“The making of Home Visit represented for me a process of catharsis”

For director Annamaria Craparotta, the three-minute autobiographical, reflexive and interactive film Home Visit has significant meaning, as it frames a life-changing moment she was facing.

“The making of this film had a crucial importance for me,” Annamaria says. “It answers my need to tell what I had never said about myself and at the same time, it contributed to making me aware of my identity in relation to my cultural heritage.”

“The film reveals the moment she began her first relationship with a woman at 32 years old and highlights two aspects of this life-changing moment. The personal, about her own sexuality and the cultural, about her Sicilian roots and traditional family environment. One which expected her to follow a conventional path, find a male partner, marry and have kids.

“The main question for me as a filmmaker was about how to capture this personal change, and especially how to frame myself and my feelings changing in this crucial phase of my personal life,” says Annamaria. “The film belongs to the autobiographical genre – a genre that, especially for women filmmakers, because of some of its intrinsic characteristics such as low budget production and privileged access to the domestic environment, had a substantial role in women’s empowerment, opening a window to the female authors’ gaze.”

In creating her film, Annamaria looked at some examples of documentaries made by Chantal Akerman which focus on domestic ethnography, such as No Home Movie, News from Home or even Jeanne Dielman, 23, Quai du Commerce, 1080 Brussels – considered the first masterpiece of the feminine in the history of the cinema – the domestic reveals a hierarchy of images and relates to the place of women within the social hierarchy: “Woman’s work comes out of oppression and whatever comes out of oppression – in the sense of “You have to be” in order to exist – is more interesting”*

“In this case,” says Annamaria.”My film portrays the expected place of a woman in Sicilian culture, in contrast to my personal and diverse narrative.”

“In order to represent my culture, I went back home to Sicily to visit my grandmother, the person that helped to raise me when I was a child.
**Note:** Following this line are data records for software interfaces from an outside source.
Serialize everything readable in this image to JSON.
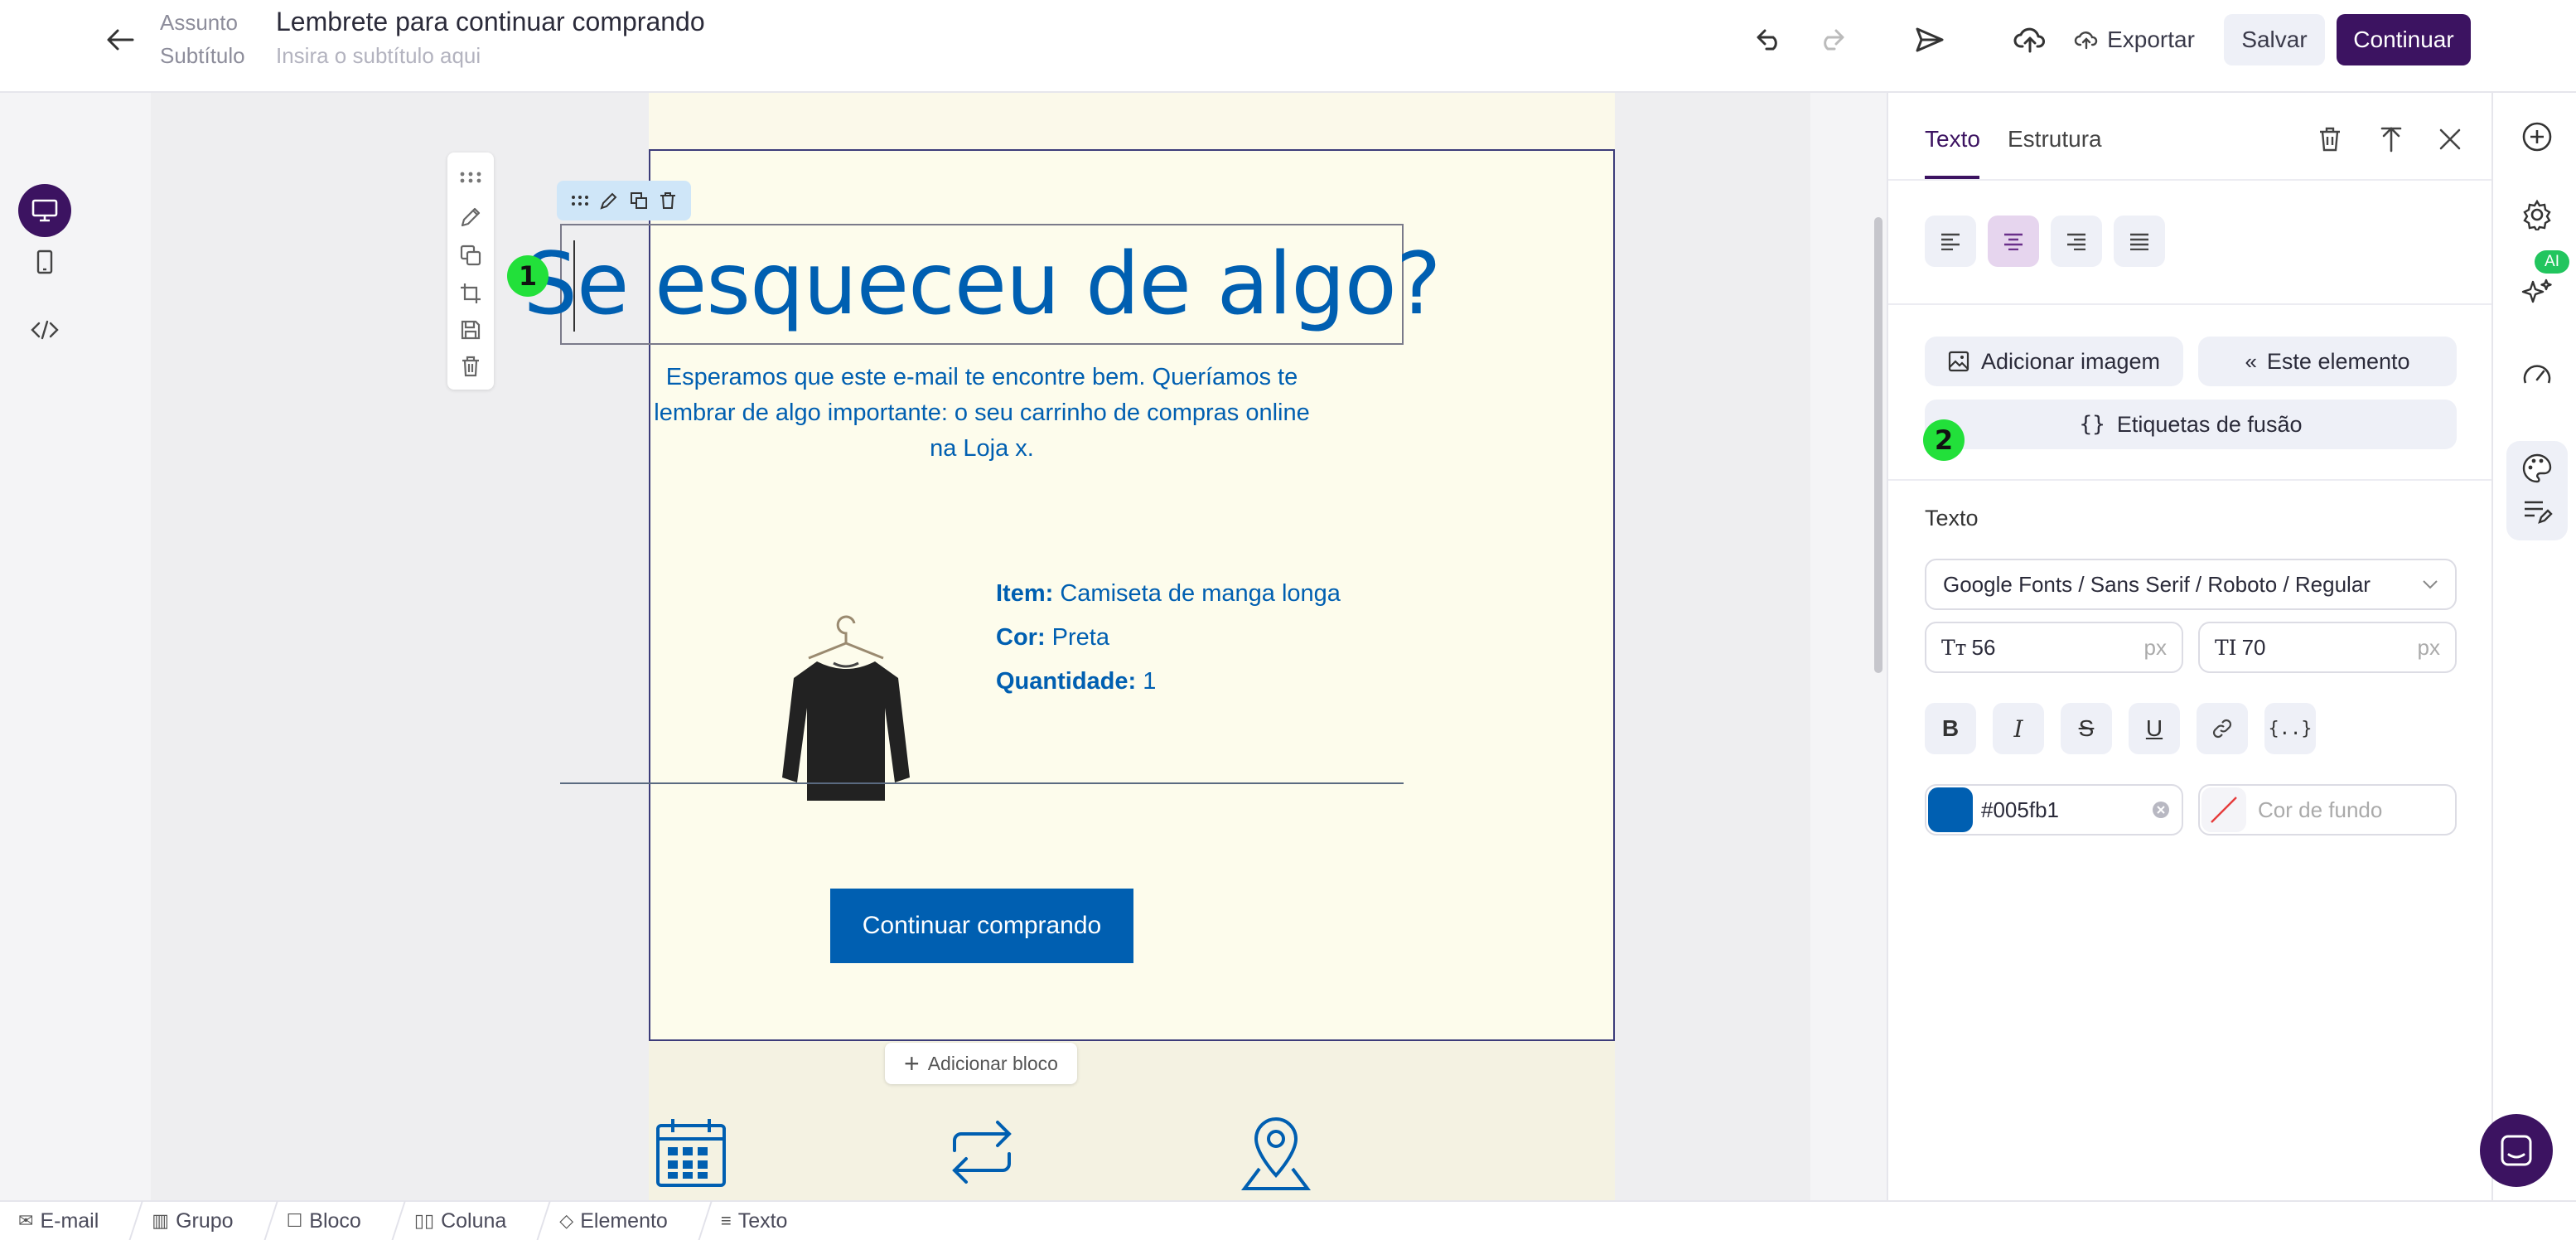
{
  "header": {
    "subject_label": "Assunto",
    "subject_value": "Lembrete para continuar comprando",
    "subtitle_label": "Subtítulo",
    "subtitle_placeholder": "Insira o subtítulo aqui",
    "export_label": "Exportar",
    "save_label": "Salvar",
    "continue_label": "Continuar"
  },
  "email": {
    "heading": "Se esqueceu de algo?",
    "intro_line1": "Esperamos que este e-mail te encontre bem. Queríamos te",
    "intro_line2": "lembrar de algo importante: o seu carrinho de compras online",
    "intro_line3": "na Loja x.",
    "item_label": "Item:",
    "item_value": "Camiseta de manga longa",
    "color_label": "Cor:",
    "color_value": "Preta",
    "qty_label": "Quantidade:",
    "qty_value": "1",
    "cta": "Continuar comprando",
    "add_block": "Adicionar bloco"
  },
  "panel": {
    "tab_text": "Texto",
    "tab_structure": "Estrutura",
    "add_image": "Adicionar imagem",
    "this_element": "Este elemento",
    "merge_tags": "Etiquetas de fusão",
    "section_text": "Texto",
    "font": "Google Fonts / Sans Serif / Roboto / Regular",
    "font_size": "56",
    "line_height": "70",
    "unit": "px",
    "text_color": "#005fb1",
    "bg_color_placeholder": "Cor de fundo"
  },
  "rail": {
    "ai_badge": "AI"
  },
  "markers": {
    "one": "1",
    "two": "2"
  },
  "breadcrumb": [
    "E-mail",
    "Grupo",
    "Bloco",
    "Coluna",
    "Elemento",
    "Texto"
  ],
  "colors": {
    "brand_dark": "#3c1361",
    "text_blue": "#005fb1",
    "email_bg": "#fbf9ea"
  }
}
I wanted to film a conversation between my grandmother and me – the closest example of a traditional Sicilian woman I had in my family and consequently, a good subject to introduce my personal conflict within my traditional culture.”

Annamaria’s whole film takes place in one room: her grandmother’s kitchen, where after coming back from London, she invites her for lunch. 
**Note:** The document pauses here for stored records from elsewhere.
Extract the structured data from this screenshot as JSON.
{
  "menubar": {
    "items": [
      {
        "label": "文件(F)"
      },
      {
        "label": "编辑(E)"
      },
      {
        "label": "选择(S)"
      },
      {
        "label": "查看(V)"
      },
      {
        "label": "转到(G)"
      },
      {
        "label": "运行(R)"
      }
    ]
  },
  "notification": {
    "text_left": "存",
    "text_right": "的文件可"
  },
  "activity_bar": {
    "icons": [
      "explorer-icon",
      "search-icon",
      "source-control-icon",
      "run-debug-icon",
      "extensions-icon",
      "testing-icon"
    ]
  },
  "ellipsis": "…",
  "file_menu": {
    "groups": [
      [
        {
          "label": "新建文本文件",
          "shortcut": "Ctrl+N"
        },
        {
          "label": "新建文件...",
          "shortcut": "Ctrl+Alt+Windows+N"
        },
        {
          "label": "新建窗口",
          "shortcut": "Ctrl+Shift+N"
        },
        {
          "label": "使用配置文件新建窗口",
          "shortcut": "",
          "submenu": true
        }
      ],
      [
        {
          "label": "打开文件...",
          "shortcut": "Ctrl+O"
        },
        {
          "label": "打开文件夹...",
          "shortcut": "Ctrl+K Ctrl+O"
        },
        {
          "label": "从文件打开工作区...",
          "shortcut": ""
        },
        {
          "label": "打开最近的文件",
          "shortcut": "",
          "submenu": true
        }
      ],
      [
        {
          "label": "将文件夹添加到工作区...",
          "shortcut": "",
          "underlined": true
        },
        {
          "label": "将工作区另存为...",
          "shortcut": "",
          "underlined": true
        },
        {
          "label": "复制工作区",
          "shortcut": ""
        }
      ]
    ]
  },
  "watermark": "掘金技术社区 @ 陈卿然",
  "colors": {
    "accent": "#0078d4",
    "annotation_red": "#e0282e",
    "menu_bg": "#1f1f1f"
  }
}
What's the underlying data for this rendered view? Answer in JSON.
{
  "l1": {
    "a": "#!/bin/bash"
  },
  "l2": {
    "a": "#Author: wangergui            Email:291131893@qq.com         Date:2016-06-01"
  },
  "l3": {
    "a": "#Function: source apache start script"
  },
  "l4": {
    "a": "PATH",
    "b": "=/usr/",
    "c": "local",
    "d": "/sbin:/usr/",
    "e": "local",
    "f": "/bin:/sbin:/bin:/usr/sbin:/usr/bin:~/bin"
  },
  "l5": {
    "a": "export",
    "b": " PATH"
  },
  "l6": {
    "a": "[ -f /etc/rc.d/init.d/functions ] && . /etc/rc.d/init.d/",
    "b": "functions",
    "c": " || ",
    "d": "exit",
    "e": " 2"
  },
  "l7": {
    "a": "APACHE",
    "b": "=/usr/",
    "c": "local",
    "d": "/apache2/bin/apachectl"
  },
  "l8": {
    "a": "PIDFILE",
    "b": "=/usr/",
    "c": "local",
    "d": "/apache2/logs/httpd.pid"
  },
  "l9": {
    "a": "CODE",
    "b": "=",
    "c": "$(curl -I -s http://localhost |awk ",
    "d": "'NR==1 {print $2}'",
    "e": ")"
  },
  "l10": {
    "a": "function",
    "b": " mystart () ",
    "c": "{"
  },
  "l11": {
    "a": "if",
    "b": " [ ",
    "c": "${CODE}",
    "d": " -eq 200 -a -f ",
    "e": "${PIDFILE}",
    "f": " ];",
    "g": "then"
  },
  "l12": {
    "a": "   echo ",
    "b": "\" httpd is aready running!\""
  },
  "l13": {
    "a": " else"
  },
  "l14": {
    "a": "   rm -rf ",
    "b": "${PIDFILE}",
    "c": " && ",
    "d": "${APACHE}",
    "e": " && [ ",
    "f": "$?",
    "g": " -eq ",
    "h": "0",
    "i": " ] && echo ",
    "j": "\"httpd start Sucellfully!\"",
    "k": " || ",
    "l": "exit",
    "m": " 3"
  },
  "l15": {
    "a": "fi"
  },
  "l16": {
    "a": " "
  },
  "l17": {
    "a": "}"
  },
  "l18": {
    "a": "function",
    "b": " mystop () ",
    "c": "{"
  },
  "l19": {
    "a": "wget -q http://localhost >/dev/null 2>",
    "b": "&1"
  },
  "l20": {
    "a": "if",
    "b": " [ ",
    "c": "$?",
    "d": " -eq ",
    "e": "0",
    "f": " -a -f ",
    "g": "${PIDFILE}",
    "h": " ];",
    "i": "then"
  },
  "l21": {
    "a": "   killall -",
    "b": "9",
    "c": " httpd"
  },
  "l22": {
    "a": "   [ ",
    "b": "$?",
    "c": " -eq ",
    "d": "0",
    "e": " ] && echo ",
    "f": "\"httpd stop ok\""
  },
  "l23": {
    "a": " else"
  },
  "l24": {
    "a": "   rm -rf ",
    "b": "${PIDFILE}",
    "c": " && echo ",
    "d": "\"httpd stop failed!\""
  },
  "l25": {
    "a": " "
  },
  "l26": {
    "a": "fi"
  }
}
“My grandmother’s house was of central importance during my childhood years, as a favourite meeting place for my family. It is an archetypal place, as it brings to our mind memories that we all have might have in common – a place that I described through the use of close up of objects within portions of space, referring to the still-lifes of Sicilian and Italian painters such as Renato Guttuso and Michelangelo Caravaggio. I was filming a place that after thirty years has remained the same, in antithesis to my comings and goings, to my outward and inner movement.”
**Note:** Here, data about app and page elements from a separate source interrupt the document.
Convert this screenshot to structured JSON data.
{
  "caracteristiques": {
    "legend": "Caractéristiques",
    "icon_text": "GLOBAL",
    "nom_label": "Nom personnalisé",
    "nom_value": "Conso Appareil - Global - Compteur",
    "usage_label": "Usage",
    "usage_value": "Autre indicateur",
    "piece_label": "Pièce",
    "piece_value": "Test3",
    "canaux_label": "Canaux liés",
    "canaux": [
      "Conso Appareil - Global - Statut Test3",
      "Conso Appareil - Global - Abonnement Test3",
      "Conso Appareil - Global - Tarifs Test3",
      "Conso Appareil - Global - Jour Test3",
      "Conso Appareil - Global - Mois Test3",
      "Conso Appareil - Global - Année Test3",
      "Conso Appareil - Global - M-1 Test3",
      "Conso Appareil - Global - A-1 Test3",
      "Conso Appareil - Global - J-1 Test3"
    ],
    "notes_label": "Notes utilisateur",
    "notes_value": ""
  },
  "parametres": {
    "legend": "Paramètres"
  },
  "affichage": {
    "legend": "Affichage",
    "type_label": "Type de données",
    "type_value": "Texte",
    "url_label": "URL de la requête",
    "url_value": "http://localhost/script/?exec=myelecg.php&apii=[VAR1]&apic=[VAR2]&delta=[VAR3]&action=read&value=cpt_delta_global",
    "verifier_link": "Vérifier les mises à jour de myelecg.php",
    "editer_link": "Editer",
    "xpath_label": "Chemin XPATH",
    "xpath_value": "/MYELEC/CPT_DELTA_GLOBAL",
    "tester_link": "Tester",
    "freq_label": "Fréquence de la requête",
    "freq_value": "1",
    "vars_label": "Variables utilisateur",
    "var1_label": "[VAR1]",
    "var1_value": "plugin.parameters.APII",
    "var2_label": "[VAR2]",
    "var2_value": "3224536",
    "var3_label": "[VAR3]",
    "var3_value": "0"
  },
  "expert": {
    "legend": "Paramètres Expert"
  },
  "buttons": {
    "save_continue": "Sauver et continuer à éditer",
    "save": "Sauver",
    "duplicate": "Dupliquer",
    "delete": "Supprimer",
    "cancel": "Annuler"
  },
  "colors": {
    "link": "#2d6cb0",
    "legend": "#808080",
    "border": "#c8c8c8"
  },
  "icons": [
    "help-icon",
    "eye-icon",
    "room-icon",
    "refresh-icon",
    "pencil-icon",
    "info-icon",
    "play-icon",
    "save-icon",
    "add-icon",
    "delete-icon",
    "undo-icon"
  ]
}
The film proceeds on a double track, a conversation between Annamaria and her grandmother, as a way to show Annamaria’s cultural background and Annamaria’s voice-over, as a way to express her inner thoughts and feelings about my new relationship with a woman.

“In her kitchen, my grandmother prepared for me ova chini [a Sicilian traditional dish of omelettes filled with breadcrumbs, raisin and pine nuts, cooked in tomato sauce], which was my favourite dish as a child. The moment of our lunch is at the centre of Home Visit,” says Annamaria. “In Sicilian culture, food is the favourite vehicle to introduce social interactions as well as a way of spending time together, especially with family and friends. This invitation is a way for my grandmother not only to spend time with me but also to have the chance to ask me some very uncomfortable questions about my personal life such as finding a partner, marriage intentions and plans for having children. The conversation with my grandmother has the aim of highlighting the oppressive traits of my culture in this moment of coming out.” 

In about a minute’s conversation, some specific traits belonging to Annamaria’s Sicilian culture are described. The role of women and the importance of making a family, the importance of finding a male partner and the need of having children as a way to legitimise a woman’s existence.

“While my voice is my way of guiding the whole film, I never appear in the pictures. This way of preferring the voice-over instead of my presence in the images has the function of strengthening the narration,” explains Annamaria. “My voice-over coincides in fact with my point of view as an omniscient internal narrator, who knows all about the story.”

“The making of Home Visit represented for me a process of catharsis,” concludes Annamaria. “Intended as expression and liberation through a poetic autobiographical filmic representation, as well as a way to contact and understand the deeper aspects of my psychological and existential reality.”

*Wakeman John. World Film Directors, Volume 2. The H. W. Wilson Company. 1988. pp. 4, 5.